As for the cast, well, you just couldn’t ask for a better ensemble, so much so that it is difficult -- and possibly unfair -- to praise any one cast member. Yet, among the many fine performances several deserve mention, the first being that of Eaton, whose Bottom is brash, pretentious and completely taken with himself. Once transformed by Puck, Eaton, now sporting donkey ears, simply owns just about every scene he is in. He plays to the crowd (fortunately not threatened by cutpurses or distracted by pie sellers) and the crowd eats it up. But there’s competition, especially from Incrocci, who is blessed with great timing and a knack for physical comedy (especially when it involves balloons -- yes, balloons). Then there’s Stephen Humes, who plays Francis Flute and, in the play within a play, has the role of Thisbe, a role he artfully and hilariously struggles with (along with the aforementioned balloons), much to the delight of the audience.

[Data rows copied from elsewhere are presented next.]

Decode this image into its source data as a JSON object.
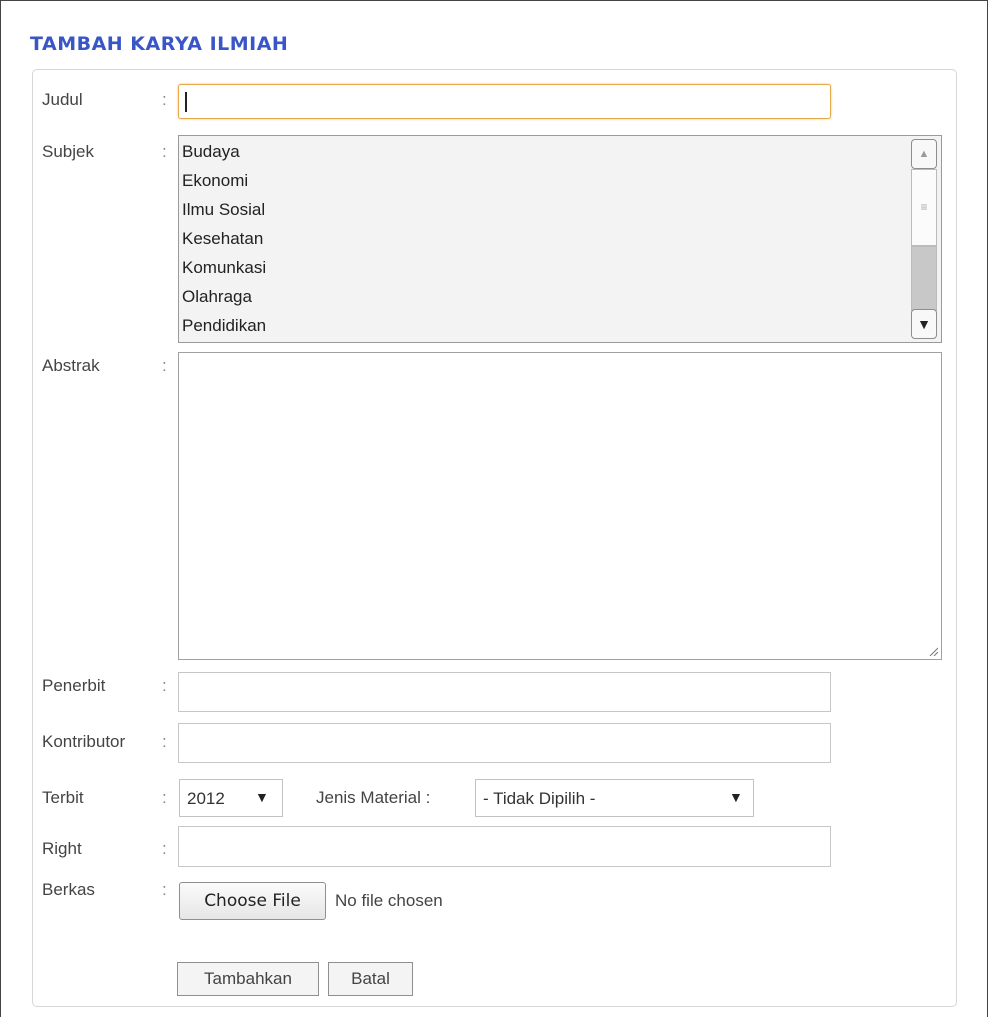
{
  "page_title": "TAMBAH KARYA ILMIAH",
  "form": {
    "judul": {
      "label": "Judul",
      "value": ""
    },
    "subjek": {
      "label": "Subjek",
      "options": [
        "Budaya",
        "Ekonomi",
        "Ilmu Sosial",
        "Kesehatan",
        "Komunkasi",
        "Olahraga",
        "Pendidikan"
      ]
    },
    "abstrak": {
      "label": "Abstrak",
      "value": ""
    },
    "penerbit": {
      "label": "Penerbit",
      "value": ""
    },
    "kontributor": {
      "label": "Kontributor",
      "value": ""
    },
    "terbit": {
      "label": "Terbit",
      "value": "2012"
    },
    "jenis_material": {
      "label": "Jenis Material :",
      "value": "- Tidak Dipilih -"
    },
    "right": {
      "label": "Right",
      "value": ""
    },
    "berkas": {
      "label": "Berkas",
      "button": "Choose File",
      "status": "No file chosen"
    },
    "colon": ":"
  },
  "actions": {
    "submit": "Tambahkan",
    "cancel": "Batal"
  },
  "icons": {
    "scroll_up": "scroll-up-icon",
    "scroll_down": "scroll-down-icon",
    "dropdown": "dropdown-arrow-icon",
    "resize": "resize-grip-icon"
  },
  "colors": {
    "title": "#3a56c6",
    "focus": "#e3a94b"
  }
}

All in all, CFS’s “Dream” is a wonderful piece of theater, one that will appeal to all age groups. The cast members give the impression that they are having a ball as they weave the magic of Shakespeare’s tale, and their enthusiasm and enjoyment is infectious, so much so that you can’t but walk away from the evening with a large, satisfied grin on your face.
“A Midsummer Night’s Dream” plays through August 4 on the grounds of the Shakespeare Festival Theater in Stratford (how sad to see what’s become of that once marvelous venue), and then moves to the McLevy Green in Bridgeport for performances running from August 7 through August 11. Admission is free but donations are accepted.
For more information go to www.ctfreeshakespeare.org.